How does your company define marketing ROI? A survey conducted by Forrester and the Association of National Advertisers (ANA) found “a lack of consensus among marketers on how to measure/define their return on investment (ROI) in marketing.” The top choices were Incremental Sales Revenue Generated by Marketing Activities (66%) and Changes in Brand Awareness (57%). Other top choices referred to purchase intentions, attitudes, market share and leads. There is a lack of consistency in the industry, but more importantly the industry is still slow in embracing marketing accountability with measures that have financial integrity.
Is there a right answer to how marketing ROI is defined? If you were to ask individuals how they defined and measured the ROI on their stock portfolio, what kind of responses would you expect? Most investors will not be satisfied if their stock portfolio returns are defined as most popular or most likely to grow. They also won’t be satisfied if they get high growth rates that are more than offset by high commission fees. Bottom line is the return on investment means exactly that – the profits (not revenues) generated in excess of the initial investment, discounted to net present value and shown as a percent of the initial investment.
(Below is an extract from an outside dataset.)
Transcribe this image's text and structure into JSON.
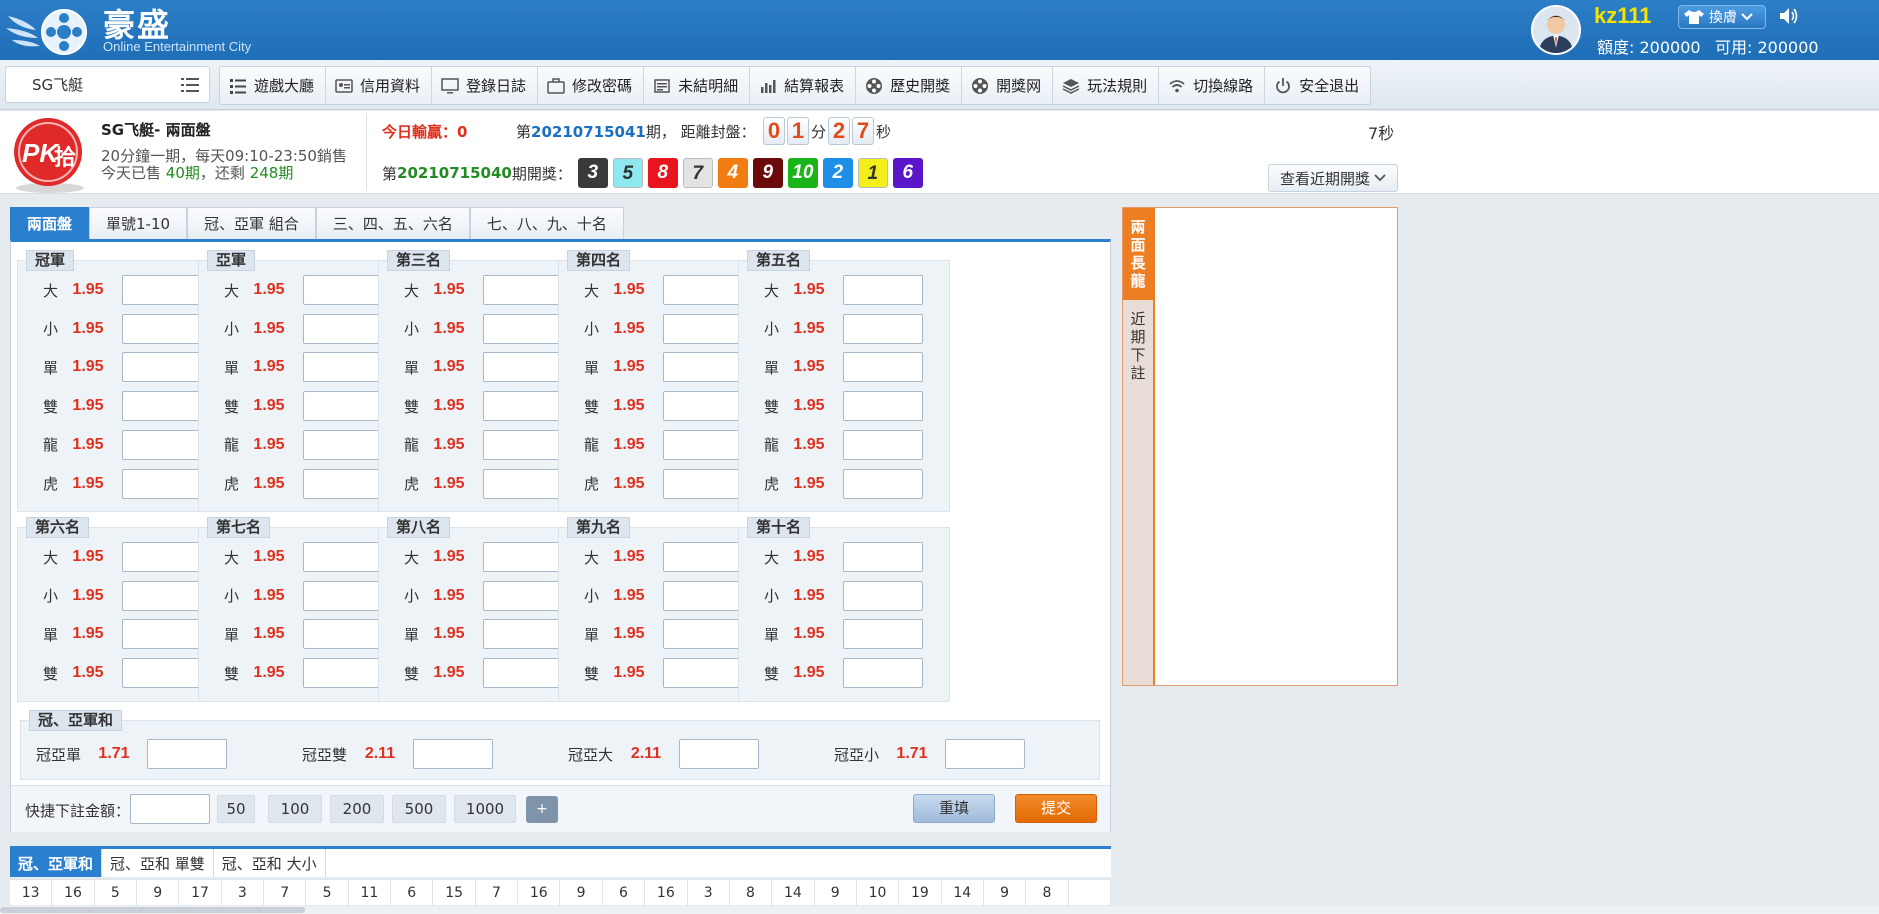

Even with agreement on the ROI definition at this high level, the quality and success of your marketing ROI processes are dependent on establishing additional definitions for your calculations and measures. Definitions provide consistency, which is especially important for areas where some interpretation or judgment is required.
The marketing ROI process requires definition of:
- The marketing investment – The marketing budget for a campaign or activity is typically obvious but what about brand campaigns running concurrently, salaries and overhead, supporting technology and the sales channel? You have choices here that will influence the ROI calculation.
- Incremental customer value – Your definition must consider the immediate purchase, incremental future purchases, and the time period for future value, less deduct costs that are sales-driven.
- Return vs. investment categorization – Certain expenses fall on both the return and investment side of the equation, such as price discounts, rebates, and sales premiums.
- Baseline measures – A clear and consistent definition is needed for the baseline projection from which the incremental profits are derived. Control groups, modeling and other measurement methodologies are part of this definition, along with decisions for the frequency and precision of the measures.
- Customer behaviors – Even basic terms we take for granted require definitions. When is a customer fully acquired? After the first sale, a repeat sale, or a steady purchase level? Is defection clearly defined as well as retained, saved and won back customers?
These are just a few key categories that are part of implementing a highly effective marketing ROI process. This is where errors often exist. Setting definitions requires good planning and is driven by one primary principle – will this drive the right decisions in creating and executing more profitable marketing strategies? Once the standards are set, the same principle is used as the quality check to make improvements.